We reject Plaintiff's position. While sections 3931(b) and 3933(a) obligate a contractor to pay a subcontractor that has satisfied its contractual performance, sections 3922 and 3933(c) make that obligation dependent upon payment from the governmental agency. Hence, Hunt has not violated the act in regard to payment application 22 since the owner's agent has yet to pay Hunt. Further, we have already decided that Defendant was entitled to request executed change orders under section 5.2(a) (7) of the subcontract, so Hunt could not have acted in bad faith in doing so.

V. Conclusion.

Based on the forgoing discussion, we will grant Hunt's motion for summary judgment on all of Plaintiff's claims.

*247 ORDER

AND NOW, this 17th day of September, 2004, it is ordered that:

1. Defendant's motion for summary judgment (doc. 19) is granted.

2. The Clerk of Court shall enter judgment if favor of Defendant and against Plaintiff on all claims in Plaintiff's complaint.

3. Defendant's counterclaims are placed on the court's trial list for November, 2004. The pre-trial conference will be held November 2, 2004, at 1:30 p.m., and jury selection is scheduled for November 8, 2004, at 9:30 a.m. in Court Room No. 1, ninth floor, Federal Building, 228 Walnut Street, Harrisburg, PA.


[1] In its answer, Hunt filed two counterclaims, asserting that Sponaugle's delay in performing under the subcontract caused Hunt to incur liquidated damages under its contract with the project's owner and extra costs to itself. Those claims are not at issue in this motion.

[2] Defendant's motion cites a paragraph of the release in which Sponaugle waives and releases the owner and Hunt from any and all claims and liens and rights to liens upon the premises. That paragraph is not the dispositive one for this motion.

Defendant's motion also cites another document that has to be attached to each payment application, a "fully-executed, current Monthly Statement of Subcontractor to Hunt." The "Statement" also appears not to be dispositive here, see Associated Mech. Contractors, Inc. v. Martin K. Eby Constr. Co., 964 F. Supp. 1576, 1581 (M.D.Ga.1997), and its effects need not be considered at this time.

[3] The owner's agent decided that the project was not substantially completed until October 7, 2002.

[4] We reject Hunt's argument that it pled release in its answer when it asserted as a defense that Plaintiff "does not possess the right to commence or maintain any claims against Hunt." (Doc. 7, ¶ 56). This language is too general.

[5] Based on this ruling, we need not consider Defendant's other argument that the defense was raised early enough in the joint case-management plan which listed one of the legal issues in dispute as: "[w]hether [Sponaugle] has waived the right to commence or maintain all or part of this action against [Hunt]." (Doc. 12, ¶ 1.44).

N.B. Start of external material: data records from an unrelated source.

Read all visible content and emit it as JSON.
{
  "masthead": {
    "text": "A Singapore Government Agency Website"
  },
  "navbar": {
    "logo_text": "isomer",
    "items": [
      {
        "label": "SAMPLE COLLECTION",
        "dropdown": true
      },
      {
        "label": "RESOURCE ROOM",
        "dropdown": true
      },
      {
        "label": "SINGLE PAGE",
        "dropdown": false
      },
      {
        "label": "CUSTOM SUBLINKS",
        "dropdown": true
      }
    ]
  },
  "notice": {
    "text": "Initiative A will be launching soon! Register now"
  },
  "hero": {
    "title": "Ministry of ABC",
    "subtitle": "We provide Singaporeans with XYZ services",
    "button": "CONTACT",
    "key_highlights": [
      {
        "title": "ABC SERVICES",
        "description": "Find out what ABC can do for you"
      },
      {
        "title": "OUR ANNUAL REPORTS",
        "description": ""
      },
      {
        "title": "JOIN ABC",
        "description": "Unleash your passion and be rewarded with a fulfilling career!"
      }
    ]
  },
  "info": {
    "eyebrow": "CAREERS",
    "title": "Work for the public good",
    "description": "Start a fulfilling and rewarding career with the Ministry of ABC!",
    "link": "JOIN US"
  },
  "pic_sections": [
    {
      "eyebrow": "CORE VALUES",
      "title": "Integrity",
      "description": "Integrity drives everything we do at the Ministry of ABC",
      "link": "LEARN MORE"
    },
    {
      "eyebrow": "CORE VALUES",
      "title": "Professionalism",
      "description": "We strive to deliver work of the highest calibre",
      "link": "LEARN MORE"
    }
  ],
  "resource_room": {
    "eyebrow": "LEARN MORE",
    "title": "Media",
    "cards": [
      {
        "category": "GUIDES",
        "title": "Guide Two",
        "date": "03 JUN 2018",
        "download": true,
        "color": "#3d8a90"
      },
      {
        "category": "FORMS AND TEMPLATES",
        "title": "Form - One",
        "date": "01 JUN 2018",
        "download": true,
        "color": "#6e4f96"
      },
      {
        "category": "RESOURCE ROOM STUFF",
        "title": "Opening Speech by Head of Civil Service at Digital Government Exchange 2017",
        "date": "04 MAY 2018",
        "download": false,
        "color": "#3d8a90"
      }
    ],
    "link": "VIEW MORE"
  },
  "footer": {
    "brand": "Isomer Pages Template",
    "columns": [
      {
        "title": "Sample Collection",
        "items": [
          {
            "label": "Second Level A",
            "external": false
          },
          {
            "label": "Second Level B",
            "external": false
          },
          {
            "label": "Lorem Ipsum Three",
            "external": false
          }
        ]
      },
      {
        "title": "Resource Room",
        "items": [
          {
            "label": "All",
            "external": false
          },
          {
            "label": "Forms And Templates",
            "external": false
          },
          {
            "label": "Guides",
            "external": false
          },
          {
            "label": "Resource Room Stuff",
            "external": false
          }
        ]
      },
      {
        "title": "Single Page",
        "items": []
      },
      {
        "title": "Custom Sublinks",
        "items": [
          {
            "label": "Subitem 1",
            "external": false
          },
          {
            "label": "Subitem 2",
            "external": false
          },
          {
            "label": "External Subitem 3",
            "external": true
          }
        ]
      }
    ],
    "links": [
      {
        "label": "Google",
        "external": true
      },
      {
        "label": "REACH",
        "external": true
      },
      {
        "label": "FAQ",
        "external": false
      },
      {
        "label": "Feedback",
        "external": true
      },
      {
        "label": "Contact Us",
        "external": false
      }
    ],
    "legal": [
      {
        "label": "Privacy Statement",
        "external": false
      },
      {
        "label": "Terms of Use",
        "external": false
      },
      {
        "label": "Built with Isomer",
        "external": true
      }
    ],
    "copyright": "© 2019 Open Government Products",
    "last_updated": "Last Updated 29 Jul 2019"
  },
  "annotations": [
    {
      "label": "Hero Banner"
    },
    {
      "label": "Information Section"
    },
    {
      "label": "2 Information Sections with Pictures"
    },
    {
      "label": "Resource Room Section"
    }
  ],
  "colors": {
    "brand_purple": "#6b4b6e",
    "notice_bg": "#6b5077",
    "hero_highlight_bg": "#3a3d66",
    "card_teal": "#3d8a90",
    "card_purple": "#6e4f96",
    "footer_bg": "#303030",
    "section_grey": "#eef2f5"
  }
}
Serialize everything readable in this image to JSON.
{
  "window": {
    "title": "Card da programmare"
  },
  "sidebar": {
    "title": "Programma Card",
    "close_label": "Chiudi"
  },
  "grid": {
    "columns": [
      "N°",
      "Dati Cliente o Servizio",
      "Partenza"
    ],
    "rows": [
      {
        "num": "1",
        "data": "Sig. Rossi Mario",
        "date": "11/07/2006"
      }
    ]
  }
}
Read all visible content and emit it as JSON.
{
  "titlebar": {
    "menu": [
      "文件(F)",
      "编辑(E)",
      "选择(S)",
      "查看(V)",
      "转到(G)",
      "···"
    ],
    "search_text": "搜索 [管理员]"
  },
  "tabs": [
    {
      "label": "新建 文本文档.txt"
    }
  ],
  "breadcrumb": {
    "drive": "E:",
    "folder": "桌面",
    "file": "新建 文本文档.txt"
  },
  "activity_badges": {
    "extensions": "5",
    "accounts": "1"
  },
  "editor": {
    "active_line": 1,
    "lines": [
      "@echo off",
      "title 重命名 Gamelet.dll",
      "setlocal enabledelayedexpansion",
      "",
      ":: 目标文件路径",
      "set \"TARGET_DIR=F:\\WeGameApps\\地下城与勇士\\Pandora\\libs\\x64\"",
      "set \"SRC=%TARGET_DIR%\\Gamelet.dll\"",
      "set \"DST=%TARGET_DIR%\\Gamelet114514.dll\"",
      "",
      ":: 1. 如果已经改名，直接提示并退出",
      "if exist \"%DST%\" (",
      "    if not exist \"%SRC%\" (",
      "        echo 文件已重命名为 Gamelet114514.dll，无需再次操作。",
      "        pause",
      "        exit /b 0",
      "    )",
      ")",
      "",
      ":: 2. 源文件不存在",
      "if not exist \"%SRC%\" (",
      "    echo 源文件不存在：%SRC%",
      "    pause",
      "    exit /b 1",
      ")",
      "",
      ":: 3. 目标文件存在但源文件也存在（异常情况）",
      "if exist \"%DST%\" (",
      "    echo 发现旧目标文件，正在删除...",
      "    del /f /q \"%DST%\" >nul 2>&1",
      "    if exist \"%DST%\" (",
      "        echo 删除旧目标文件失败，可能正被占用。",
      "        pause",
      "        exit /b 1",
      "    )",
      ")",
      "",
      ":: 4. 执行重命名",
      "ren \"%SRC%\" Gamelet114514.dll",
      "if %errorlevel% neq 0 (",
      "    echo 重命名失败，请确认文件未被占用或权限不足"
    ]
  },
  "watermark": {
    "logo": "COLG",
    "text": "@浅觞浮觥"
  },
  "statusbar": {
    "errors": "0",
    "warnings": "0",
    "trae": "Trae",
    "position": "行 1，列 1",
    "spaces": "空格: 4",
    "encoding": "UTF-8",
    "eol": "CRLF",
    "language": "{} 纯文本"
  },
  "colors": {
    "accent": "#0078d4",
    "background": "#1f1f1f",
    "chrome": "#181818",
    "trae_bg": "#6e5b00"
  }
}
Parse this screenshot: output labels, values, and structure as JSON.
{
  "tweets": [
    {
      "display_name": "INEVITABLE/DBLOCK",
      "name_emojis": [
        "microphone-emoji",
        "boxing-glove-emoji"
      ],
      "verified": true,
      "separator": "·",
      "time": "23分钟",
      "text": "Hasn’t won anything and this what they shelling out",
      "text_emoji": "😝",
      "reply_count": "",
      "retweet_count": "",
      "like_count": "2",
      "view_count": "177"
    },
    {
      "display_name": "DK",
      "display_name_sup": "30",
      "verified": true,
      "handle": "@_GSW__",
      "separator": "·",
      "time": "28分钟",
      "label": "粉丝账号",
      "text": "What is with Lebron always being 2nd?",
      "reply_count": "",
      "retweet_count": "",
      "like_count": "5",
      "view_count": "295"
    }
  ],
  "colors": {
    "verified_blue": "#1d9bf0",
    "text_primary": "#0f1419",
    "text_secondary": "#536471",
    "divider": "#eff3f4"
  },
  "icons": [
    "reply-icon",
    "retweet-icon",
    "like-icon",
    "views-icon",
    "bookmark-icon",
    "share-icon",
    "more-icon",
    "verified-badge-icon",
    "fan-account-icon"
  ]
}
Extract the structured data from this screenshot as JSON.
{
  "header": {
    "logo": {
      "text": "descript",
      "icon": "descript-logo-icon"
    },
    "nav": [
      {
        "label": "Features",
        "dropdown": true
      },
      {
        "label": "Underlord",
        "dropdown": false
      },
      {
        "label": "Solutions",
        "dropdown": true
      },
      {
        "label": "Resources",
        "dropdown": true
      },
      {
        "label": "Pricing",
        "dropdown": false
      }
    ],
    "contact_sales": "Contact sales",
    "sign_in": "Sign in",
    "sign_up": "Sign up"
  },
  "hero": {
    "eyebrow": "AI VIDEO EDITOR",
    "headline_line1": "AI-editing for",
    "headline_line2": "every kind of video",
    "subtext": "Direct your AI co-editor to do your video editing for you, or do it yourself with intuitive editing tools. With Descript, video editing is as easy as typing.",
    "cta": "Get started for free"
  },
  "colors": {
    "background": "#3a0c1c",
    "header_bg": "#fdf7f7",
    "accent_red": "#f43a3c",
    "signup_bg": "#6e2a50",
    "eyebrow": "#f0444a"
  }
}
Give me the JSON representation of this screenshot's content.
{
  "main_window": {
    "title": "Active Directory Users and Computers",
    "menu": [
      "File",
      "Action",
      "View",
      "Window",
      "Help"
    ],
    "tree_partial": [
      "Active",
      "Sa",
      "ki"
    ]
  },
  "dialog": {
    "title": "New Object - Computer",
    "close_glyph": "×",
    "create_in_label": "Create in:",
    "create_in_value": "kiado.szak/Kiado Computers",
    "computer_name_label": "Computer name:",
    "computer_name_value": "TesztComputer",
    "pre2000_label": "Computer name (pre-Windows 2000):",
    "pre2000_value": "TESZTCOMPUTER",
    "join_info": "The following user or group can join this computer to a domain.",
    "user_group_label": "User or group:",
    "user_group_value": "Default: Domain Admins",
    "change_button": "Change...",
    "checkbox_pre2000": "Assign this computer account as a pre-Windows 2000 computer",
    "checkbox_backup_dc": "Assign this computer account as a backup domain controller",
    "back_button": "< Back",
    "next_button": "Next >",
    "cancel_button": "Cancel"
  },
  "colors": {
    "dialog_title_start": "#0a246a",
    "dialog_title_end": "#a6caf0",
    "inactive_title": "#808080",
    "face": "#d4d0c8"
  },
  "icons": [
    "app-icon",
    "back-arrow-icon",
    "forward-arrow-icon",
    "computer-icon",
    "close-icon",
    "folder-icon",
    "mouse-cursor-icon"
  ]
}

[6] Sometimes courts interpreting the scope of a release speak of factors apart from the language of the release being relevant to its interpretation, such as what was within the parties' contemplation at the time, or the circumstances surrounding the execution of the release. Camiolo, supra, 334 F.3d at 360-61; Vaughn v. Didizian, 436 Pa.Super. 436, 648 A.2d 38, 40 (1994) (the surrounding circumstances clarify the intention of the parties and identify "matters which may be fairly said to have been within the contemplations of the parties when the release was given"). However, when the language is clear and unambiguous, these considerations are controlled by the language of the release itself. See, e.g., Camiolo, 334 F.3d at 361 (rejecting a "contemplation of the parties" argument based on certain circumstances surrounding the execution of the release when the plain language of the release indicated otherwise).

[7] Plaintiff's attempt to distinguish ILM Sys., Inc. is unpersuasive.